Ingredients (for the tail part - about half of a 600g sea bass)
2 dried medium size shiitake mushroom
Half a sea bass (about 300g)
1/2 tablespoon Shaoxing wine
10g fresh ginger
1 fresh chilli
1 small spring onion, green and white sections separated
2 tablespoons cooking oil
1 tablespoon light soy sauce

  1. Soak the mushrooms in hot water in a small bowl for about 30 minutes before you begin cooking.
  2. Make a few diagonal slashes into the thickest part of the fish on each side and splash the fish inside and out with the Shaoxing wine and rub on a little salt and set it aside while you prepare the other ingredients.
  3. Discard the seeds of the chili and cut into thin slices. Drain the mushroom and cut into silvers like the chili. Peel the ginger and cut into silvers too. Mix all these with a pinch of salt.
  4. Rinse the fish under cold running water and pat dry. Place onto a metal plate that will fit your steamer.
  5. Smash the white part of the spring onions with the back of a knife and place into the cavity of the fish. Strew over the combined ginger, chili and mushroom, placing some in the cavity of the fish too. Drizzle over 1 tablespoon of cooking oil.

  6. Steam over high heat for about 8 minutes, until a chopstick slides easily into the fleshy part of the fish. Shortly before the fish is done, heat the remaining tablespoon of oil over high heat until really hot and sliced the spring onion greens thinly.
  7. Remove the plate from the steamer when ready, scatter the spring onion greens over the fish and drizzle with the hot oil and light soy sauce.


Sunday, May 1, 2011

Seared Salmon with Singapore Noodles

Singlish Swenglish Seared Salmon with Singapore noodles

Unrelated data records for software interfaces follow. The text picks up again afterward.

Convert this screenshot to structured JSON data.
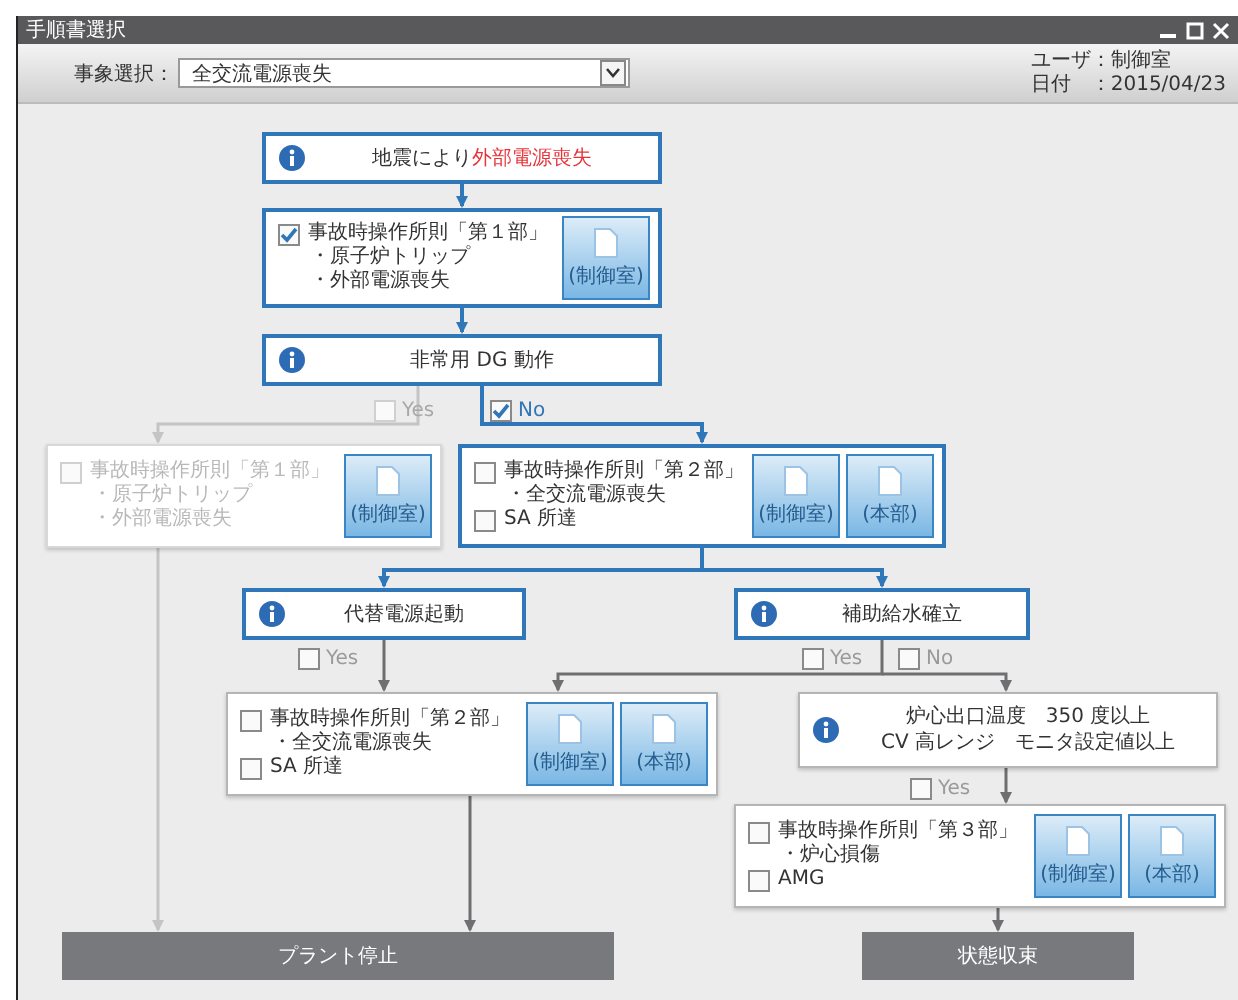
{
  "window": {
    "title": "手順書選択"
  },
  "toolbar": {
    "event_label": "事象選択：",
    "event_value": "全交流電源喪失",
    "user_label": "ユーザ：制御室",
    "date_label": "日付　：2015/04/23"
  },
  "nodes": [
    {
      "kind": "info",
      "active": true,
      "disabled": false,
      "lines": [
        "地震により"
      ],
      "alert_text": "外部電源喪失"
    },
    {
      "kind": "procedure",
      "active": true,
      "disabled": false,
      "checked": true,
      "title": "事故時操作所則「第１部」",
      "bullets": [
        "・原子炉トリップ",
        "・外部電源喪失"
      ],
      "buttons": [
        "(制御室)"
      ]
    },
    {
      "kind": "info",
      "active": true,
      "disabled": false,
      "lines": [
        "非常用 DG 動作"
      ],
      "options": [
        {
          "label": "Yes",
          "checked": false,
          "disabled": true
        },
        {
          "label": "No",
          "checked": true,
          "disabled": false
        }
      ]
    },
    {
      "kind": "procedure",
      "active": false,
      "disabled": true,
      "checked": false,
      "title": "事故時操作所則「第１部」",
      "bullets": [
        "・原子炉トリップ",
        "・外部電源喪失"
      ],
      "buttons": [
        "(制御室)"
      ]
    },
    {
      "kind": "procedure",
      "active": true,
      "disabled": false,
      "checked": false,
      "title": "事故時操作所則「第２部」",
      "bullets": [
        "・全交流電源喪失"
      ],
      "extras": [
        {
          "label": "SA 所達",
          "checked": false
        }
      ],
      "buttons": [
        "(制御室)",
        "(本部)"
      ]
    },
    {
      "kind": "info",
      "active": true,
      "disabled": false,
      "lines": [
        "代替電源起動"
      ],
      "options": [
        {
          "label": "Yes",
          "checked": false,
          "disabled": false
        }
      ]
    },
    {
      "kind": "info",
      "active": true,
      "disabled": false,
      "lines": [
        "補助給水確立"
      ],
      "options": [
        {
          "label": "Yes",
          "checked": false,
          "disabled": false
        },
        {
          "label": "No",
          "checked": false,
          "disabled": false
        }
      ]
    },
    {
      "kind": "procedure",
      "active": false,
      "disabled": false,
      "checked": false,
      "title": "事故時操作所則「第２部」",
      "bullets": [
        "・全交流電源喪失"
      ],
      "extras": [
        {
          "label": "SA 所達",
          "checked": false
        }
      ],
      "buttons": [
        "(制御室)",
        "(本部)"
      ]
    },
    {
      "kind": "info",
      "active": false,
      "disabled": false,
      "lines": [
        "炉心出口温度　350 度以上",
        "CV 高レンジ　モニタ設定値以上"
      ],
      "options": [
        {
          "label": "Yes",
          "checked": false,
          "disabled": false
        }
      ]
    },
    {
      "kind": "procedure",
      "active": false,
      "disabled": false,
      "checked": false,
      "title": "事故時操作所則「第３部」",
      "bullets": [
        "・炉心損傷"
      ],
      "extras": [
        {
          "label": "AMG",
          "checked": false
        }
      ],
      "buttons": [
        "(制御室)",
        "(本部)"
      ]
    },
    {
      "kind": "terminal",
      "label": "プラント停止"
    },
    {
      "kind": "terminal",
      "label": "状態収束"
    }
  ]
}
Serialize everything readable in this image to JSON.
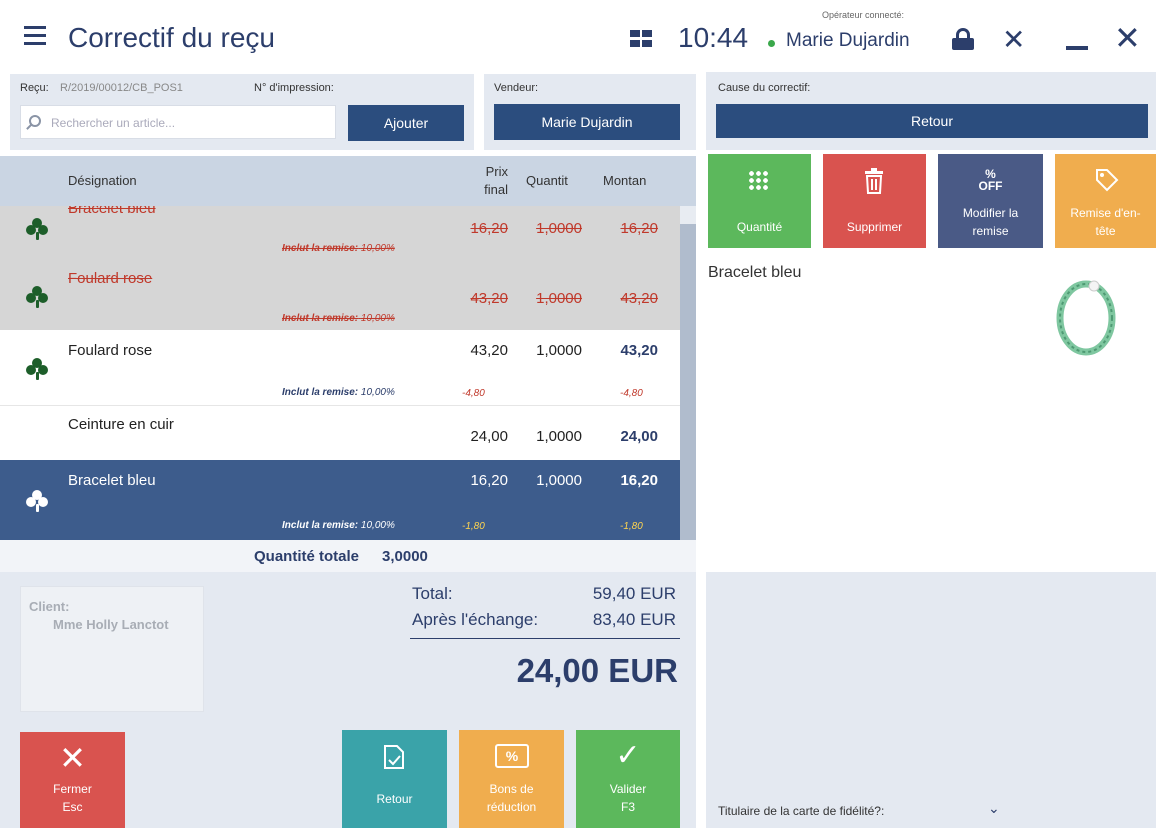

This recipe is taken from Nigella Express, one of those books from Nigella that we use pretty often. The recipes are simple and can be quite interesting too. We call this our Swenglish dish since it marry the most common fish found in Sweden (salmon) and Singapore noodles (the thing that is only Singaporean about it is probably the curry powder. But to be honest, you'd never really find this noodle dish in Singapore itself). I did a poor job of searing the salmon (think it needs more oil to be seared and probably watched over :P) but Johan likes the dish and that's what it counts, right? ;) I made some modifications since Johan didn't like dried shrimps that was in the original recipe, so we just omitted it.

Ingredients (makes 2)
For the salmon 
2 salmon fillets, about 200g each
1 teaspoon curry powder
1/8 teaspoon salt
1/2 teaspoon sugar
1/2 tablespoon garlic oil (just lightly fry some garlic slices in the oil before using it if you don't have one ready-bought)

For the noodles
125g dried egg noodles, soaked in hot water to soften and drained
60ml Shaoxing wine
1/2 tablespoon garlic oil
50-80g sliced bak choy
60g baby corn
A packet of sugar snaps
1/2 teaspoon finely chopped ginger
125ml chicken stock
2 tablespoon soy sauce
1 -2 teaspoon curry powder (depend on how spicy you want the noodles to be, also depend on how spicy the curry powder is)
Singlish Swenglish Seared Salmon with Singapore noodles

  1. Mix the curry powder, salt and sugar in a shallow dish and marinate the salmon fillets in it and rubbing the mix in.
  2. Heat the oil in a pan and cook the fillet over high heat for about 2-3 minutes on each side, searing the sides of the fillet too if they are thick slices. Set aside while you fry the noodles.
  3. Heat the oil in the wok and fry the ginger, then add in all the vegetables and stir fry for a few minutes until they are about 70% done.

    Singlish Swenglish Seared Salmon with Singapore noodles
  4. Add in the curry powder, chicken stock, soy sauce and Shaoxing wine, mixing it well before adding in the noodles. Stir fry and make sure the ingredients are all mixed well  before serving it hot with the salmon fillet next to it.